6 Halo Halo: Luscious Dessert In The Philippines
We bet you’ve never had street food like this before in your life! Fast becoming a favorite of influencers on Instagram, Halo Halo is one of the prettiest foods you’ll ever see. In English, the name translates to “mix mix” according to Hostel World.
The ingredients tend to vary depending on where you are in the Philippines. Most varieties of Halo Halo contain evaporated milk, fresh tropical fruit, ice cream, and shaved ice. There’s also jelly or a jelly substitute, in addition to an exotic ingredient that’s similar to Rice Krispies.
5 Chilli Crab: Fine Dining From The Streets Of Singapore
Now you can get chili crab in restaurants all over the world. But many credit the invention of the dish to Cher Yam Tian, who first served chili crab to customers from a street cart during the 1950s, according to Rough Guides. So it may not be a strictly street food anymore, but it certainly started out that way!
Traditional Singaporean chili crab is served whole. The sauce that comes with it is made using tomato, egg, and chili, and ends up having both a sweet and sour flavor.
4 Burek: Crispy Delicacy In Eastern Europe
Across Eastern Europe, you’ll be able to find variations of the addictive pastry known as Burek. Whether you’re in the streets of Dubrovnik’s Old Town or on your way to Sarajevo, it shouldn’t be too difficult to get your hands on some delicious Burek.
In Bosnia, Burek is usually stuffed with ground meat and then cooked to golden perfection. When it’s served, the flaky pastry just melts in your mouth. There are plenty of other pastries on offer is Bosnia, and the rest of Eastern Europe, but Burek tends to be the one that leaves the biggest impression.
3 Falafel: Healthy Treat In Israel
Almost everyone has tried falafel at some point in their lives. Now one of the most popular foods among health fanatics everywhere, falafel is actually thought to have originated in Tel Aviv, Israel. And in our opinion, the street vendors of Tel Aviv still make the best falafel in the world.
The recipe has been adapted to suit a variety of tends, but Hostel World reveals that the classic version in Israel is made using ground chickpea, cumin, coriander, paprika, garlic, onion, and parsley. Street vendors might sell it wrapped in pita or on its own.
2 Anticuchos: For Meat Lovers In Peru
If you’re a real meat lover, then you’ll want to try Anticuchos while in Peru. Though they resemble any regular kebab, these Peruvian specialties are probably different from the kebabs that you’re used to. Why? In most cases, they’re made using cow’s heart.
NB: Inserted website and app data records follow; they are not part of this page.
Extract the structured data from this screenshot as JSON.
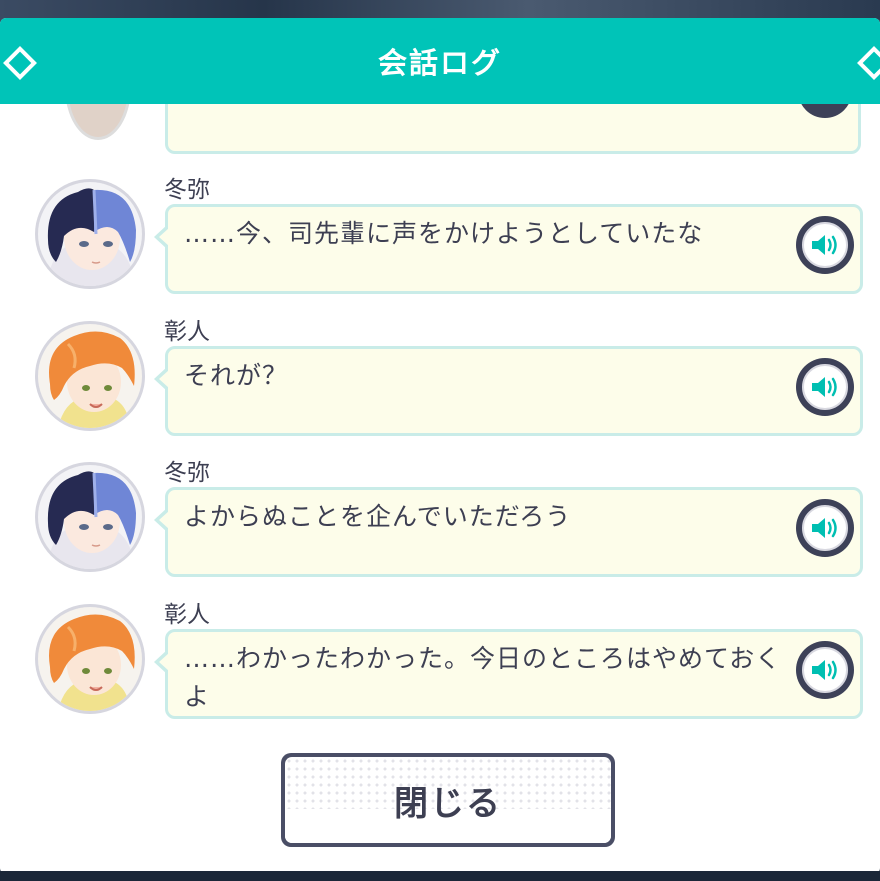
{
  "header": {
    "title": "会話ログ"
  },
  "entries": [
    {
      "speaker": "冬弥",
      "text": "……今、司先輩に声をかけようとしていたな",
      "avatar_icon": "toya-avatar-icon"
    },
    {
      "speaker": "彰人",
      "text": "それが？",
      "avatar_icon": "akito-avatar-icon"
    },
    {
      "speaker": "冬弥",
      "text": "よからぬことを企んでいただろう",
      "avatar_icon": "toya-avatar-icon"
    },
    {
      "speaker": "彰人",
      "text": "……わかったわかった。今日のところはやめておくよ",
      "avatar_icon": "akito-avatar-icon"
    }
  ],
  "footer": {
    "close_label": "閉じる"
  },
  "colors": {
    "header": "#00c4b8",
    "bubble_bg": "#fdfdea",
    "bubble_border": "#c9ece8",
    "text": "#3d3f52",
    "audio_icon": "#00bfb2"
  }
}
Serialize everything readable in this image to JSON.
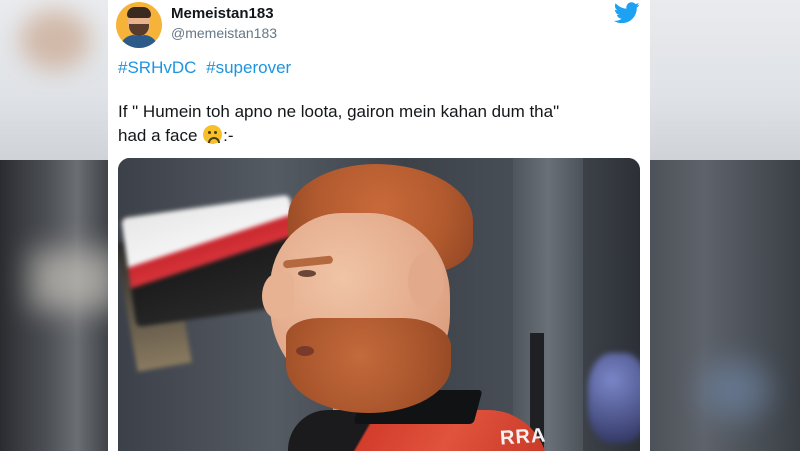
{
  "tweet": {
    "display_name": "Memeistan183",
    "handle": "@memeistan183",
    "hashtags": [
      "#SRHvDC",
      "#superover"
    ],
    "text_line1": "If \" Humein toh apno ne loota, gairon mein kahan dum tha\"",
    "text_line2_before": "had a face",
    "text_line2_after": ":-",
    "emoji": "slightly-frowning-face-emoji"
  },
  "media": {
    "jersey_text": "RRA"
  },
  "icons": {
    "brand": "twitter-bird-icon"
  },
  "colors": {
    "link": "#1b95e0",
    "twitter_blue": "#1da1f2",
    "text": "#14171a",
    "muted": "#657786"
  }
}
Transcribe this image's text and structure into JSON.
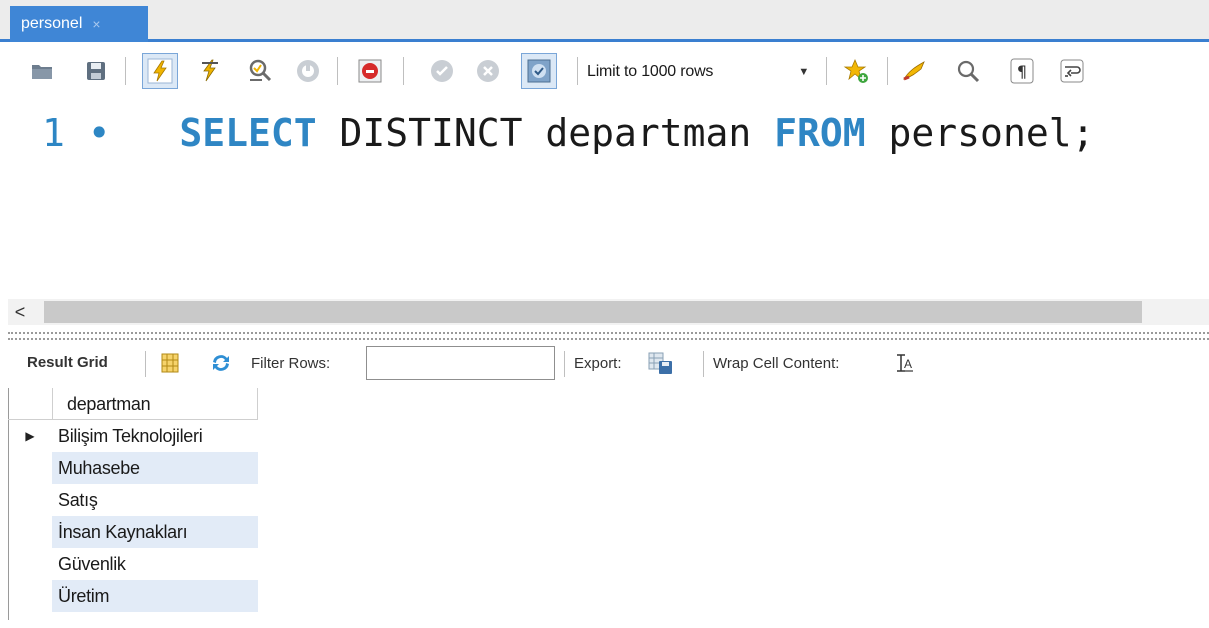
{
  "tab": {
    "label": "personel",
    "close_glyph": "×"
  },
  "toolbar": {
    "limit_label": "Limit to 1000 rows",
    "icons": [
      "folder-open-icon",
      "save-icon",
      "execute-icon",
      "execute-current-icon",
      "explain-icon",
      "stop-icon",
      "toggle-error-icon",
      "commit-icon",
      "rollback-icon",
      "autocommit-icon",
      "add-snippet-icon",
      "beautify-icon",
      "find-icon",
      "invisible-chars-icon",
      "word-wrap-icon"
    ]
  },
  "editor": {
    "line_number": "1",
    "line_marker": "•",
    "tokens": [
      {
        "text": "SELECT",
        "type": "keyword"
      },
      {
        "text": " DISTINCT departman ",
        "type": "plain"
      },
      {
        "text": "FROM",
        "type": "keyword"
      },
      {
        "text": " personel;",
        "type": "plain"
      }
    ]
  },
  "scrollbar": {
    "left_arrow": "<"
  },
  "result_toolbar": {
    "result_grid_label": "Result Grid",
    "filter_label": "Filter Rows:",
    "filter_value": "",
    "export_label": "Export:",
    "wrap_label": "Wrap Cell Content:"
  },
  "grid": {
    "column": "departman",
    "rows": [
      "Bilişim Teknolojileri",
      "Muhasebe",
      "Satış",
      "İnsan Kaynakları",
      "Güvenlik",
      "Üretim"
    ],
    "selected_row": 0
  },
  "colors": {
    "tab_active": "#3f86d6",
    "keyword": "#2f86c4",
    "row_highlight": "#e2ebf7"
  }
}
The heart is marinated in a variety of spices and vinegar and is then threaded onto skewers in between vegetables such as mushrooms, onions, carrots, and peppers. Normally, Anticuchos come served with some kind of carb, like a boiled potato or a piece of bread, and are topped with a garlicky, lemony sauce.
1 Bunny Chow: Rich Comfort Food In South Africa
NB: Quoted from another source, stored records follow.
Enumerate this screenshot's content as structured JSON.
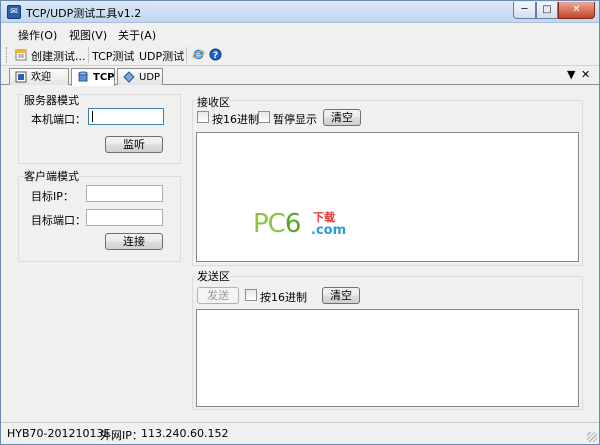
{
  "window": {
    "title": "TCP/UDP测试工具v1.2",
    "controls": {
      "minimize": "─",
      "maximize": "□",
      "close": "✕"
    }
  },
  "menu": [
    "操作(O)",
    "视图(V)",
    "关于(A)"
  ],
  "toolbar": {
    "new_test": "创建测试...",
    "tcp_test": "TCP测试",
    "udp_test": "UDP测试",
    "icons": [
      "new-test-icon",
      "ie-icon",
      "help-icon"
    ]
  },
  "tabs": [
    {
      "label": "欢迎",
      "icon": "welcome-page-icon",
      "active": false
    },
    {
      "label": "TCP",
      "icon": "tcp-cylinder-icon",
      "active": true
    },
    {
      "label": "UDP",
      "icon": "udp-diamond-icon",
      "active": false
    }
  ],
  "tab_controls": {
    "dropdown": "▼",
    "close": "✕"
  },
  "server": {
    "title": "服务器模式",
    "port_label": "本机端口：",
    "port_value": "",
    "listen_button": "监听"
  },
  "client": {
    "title": "客户端模式",
    "ip_label": "目标IP：",
    "ip_value": "",
    "port_label": "目标端口：",
    "port_value": "",
    "connect_button": "连接"
  },
  "receive": {
    "title": "接收区",
    "hex_label": "按16进制",
    "pause_label": "暂停显示",
    "clear_button": "清空",
    "content": ""
  },
  "send": {
    "title": "发送区",
    "send_button": "发送",
    "hex_label": "按16进制",
    "clear_button": "清空",
    "content": ""
  },
  "watermark": {
    "pc": "PC",
    "six": "6",
    "download": "下载",
    "com": ".com"
  },
  "status": {
    "host": "HYB70-20121013E",
    "ip_label": "外网IP：",
    "ip_value": "113.240.60.152"
  },
  "colors": {
    "accent": "#3c7fb1",
    "close_red": "#c8442a",
    "watermark_green": "#8cc63f",
    "watermark_blue": "#2a9bd7"
  }
}
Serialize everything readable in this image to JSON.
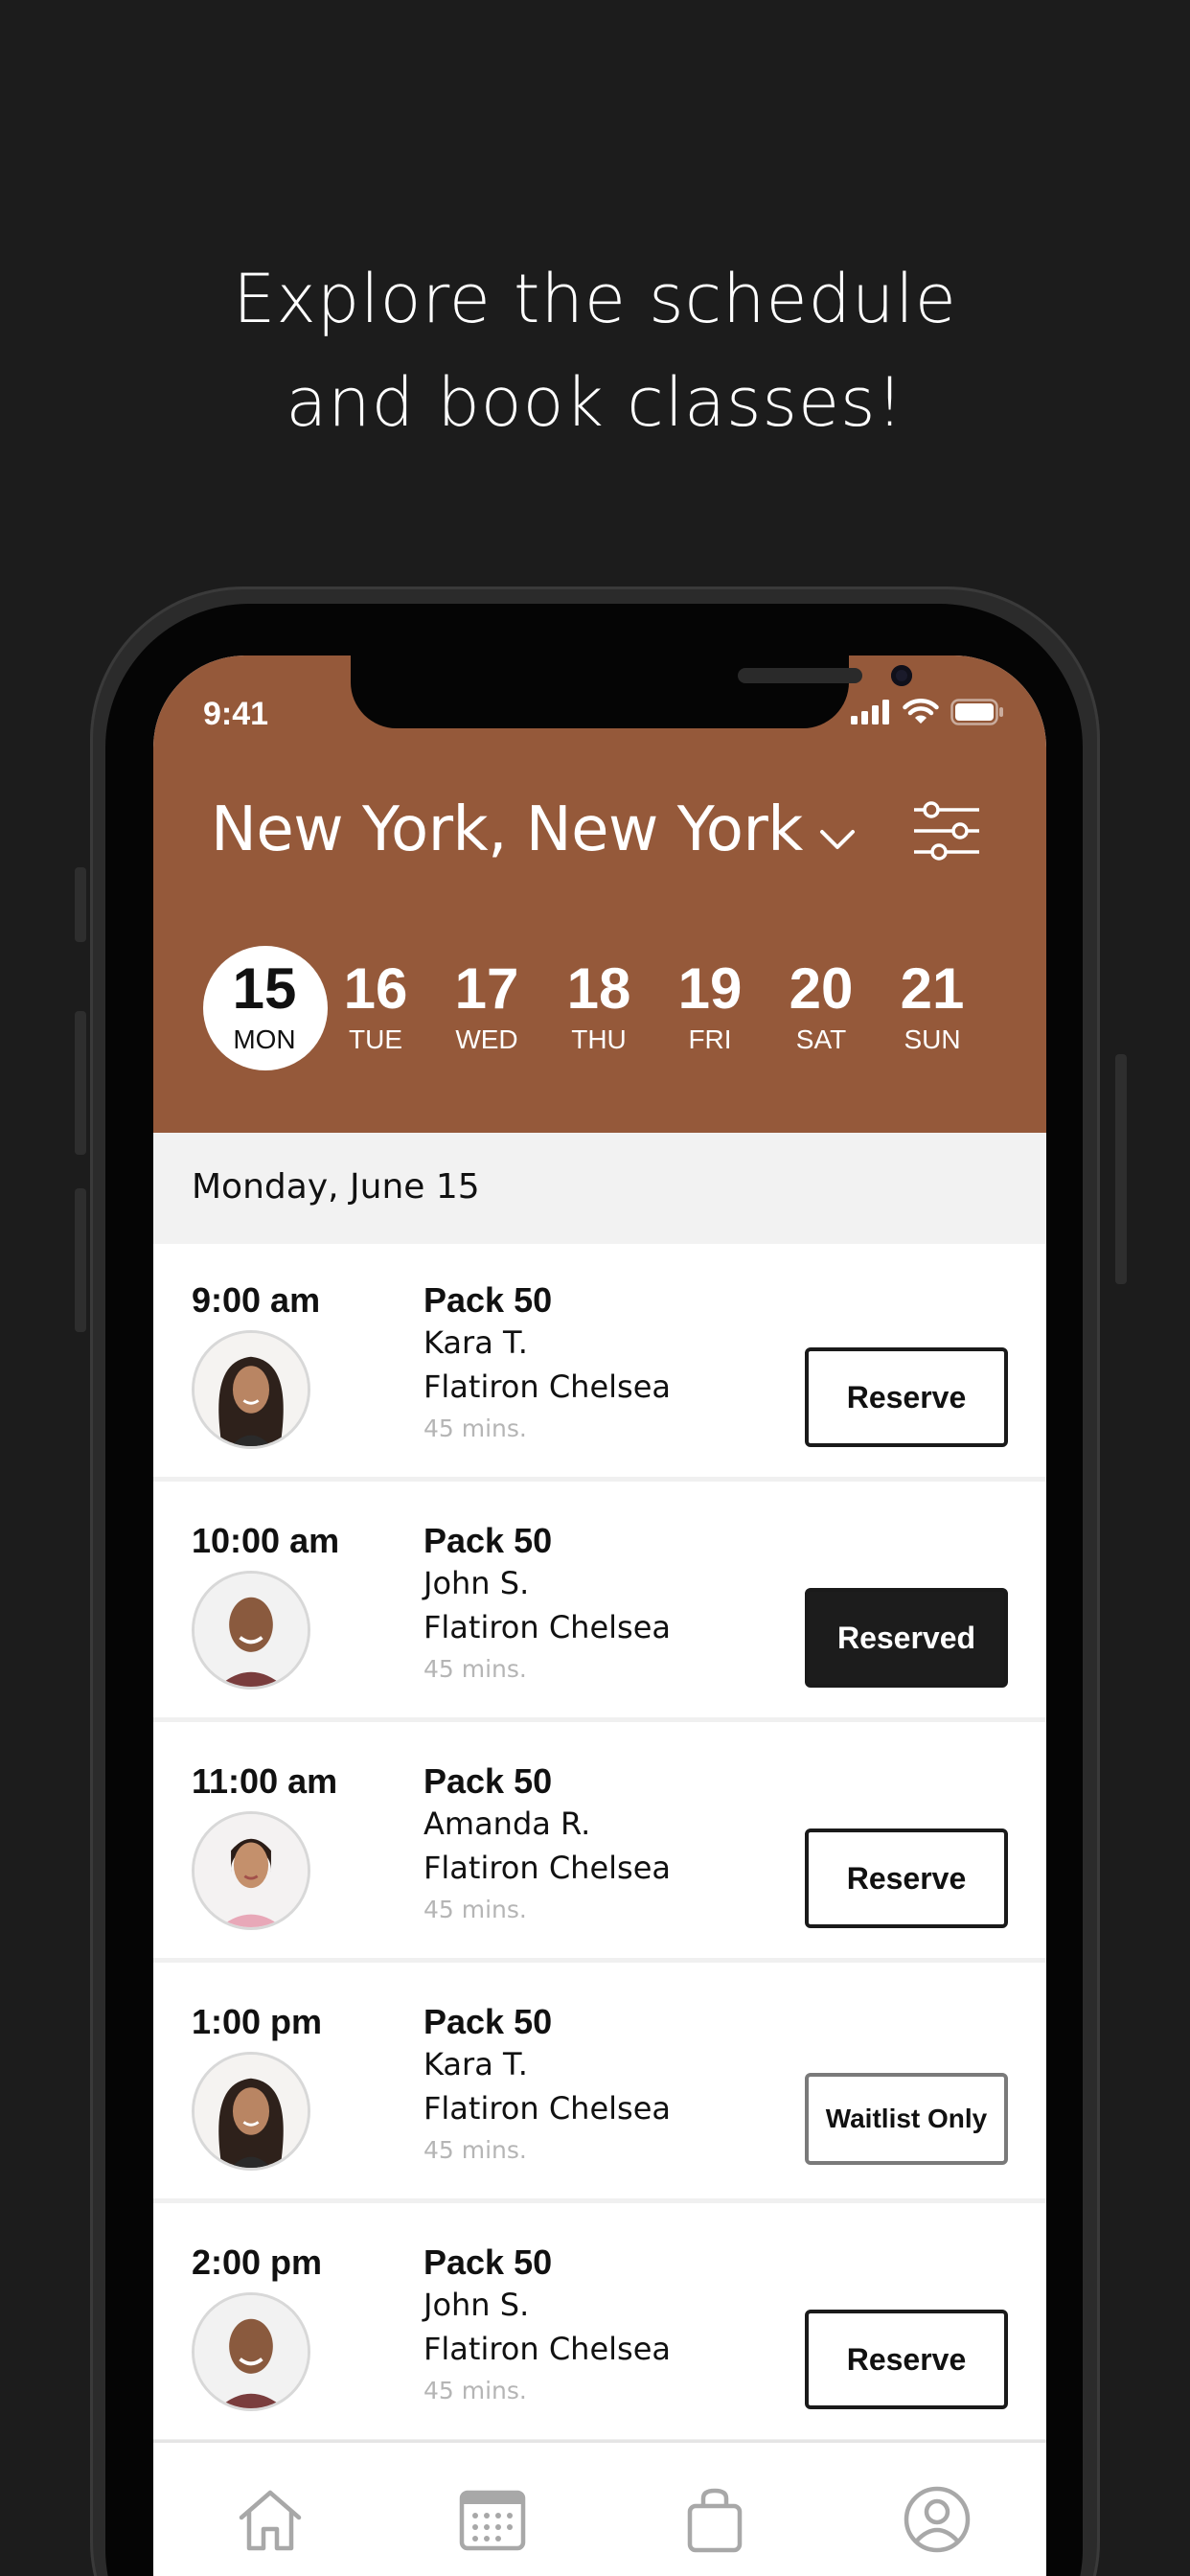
{
  "headline": {
    "line1": "Explore the schedule",
    "line2": "and book classes!"
  },
  "status_bar": {
    "time": "9:41",
    "icons": [
      "signal-icon",
      "wifi-icon",
      "battery-icon"
    ]
  },
  "header": {
    "city": "New York, New York",
    "dropdown_icon": "chevron-down-icon",
    "filter_icon": "filter-sliders-icon"
  },
  "days": [
    {
      "num": "15",
      "dow": "MON",
      "selected": true
    },
    {
      "num": "16",
      "dow": "TUE"
    },
    {
      "num": "17",
      "dow": "WED"
    },
    {
      "num": "18",
      "dow": "THU"
    },
    {
      "num": "19",
      "dow": "FRI"
    },
    {
      "num": "20",
      "dow": "SAT"
    },
    {
      "num": "21",
      "dow": "SUN"
    }
  ],
  "date_label": "Monday, June 15",
  "classes": [
    {
      "time": "9:00 am",
      "name": "Pack 50",
      "instructor": "Kara T.",
      "location": "Flatiron Chelsea",
      "duration": "45 mins.",
      "action": "Reserve"
    },
    {
      "time": "10:00 am",
      "name": "Pack 50",
      "instructor": "John S.",
      "location": "Flatiron Chelsea",
      "duration": "45 mins.",
      "action": "Reserved"
    },
    {
      "time": "11:00 am",
      "name": "Pack 50",
      "instructor": "Amanda R.",
      "location": "Flatiron Chelsea",
      "duration": "45 mins.",
      "action": "Reserve"
    },
    {
      "time": "1:00 pm",
      "name": "Pack 50",
      "instructor": "Kara T.",
      "location": "Flatiron Chelsea",
      "duration": "45 mins.",
      "action": "Waitlist Only"
    },
    {
      "time": "2:00 pm",
      "name": "Pack 50",
      "instructor": "John S.",
      "location": "Flatiron Chelsea",
      "duration": "45 mins.",
      "action": "Reserve"
    }
  ],
  "tabbar": {
    "icons": [
      "home-icon",
      "calendar-icon",
      "shopping-bag-icon",
      "profile-icon"
    ]
  },
  "colors": {
    "brand": "#95593a",
    "background": "#1c1c1c",
    "reserved_button": "#1c1c1c",
    "date_bar": "#f2f2f2"
  }
}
Contrary to what you might be thinking, Bunny Chow is not food for rabbits. And no rabbits are ever harmed in the process of making it. Basically, this South African classic is thick curry served in a hollowed loaf of bread.
The most famous street food in Durban, Bunny Chow can come with a variety of fillings, many of them having an element of spice. Originating as cheap food from a time where locals didn’t have a lot of money, the dish today is adored among South Africans.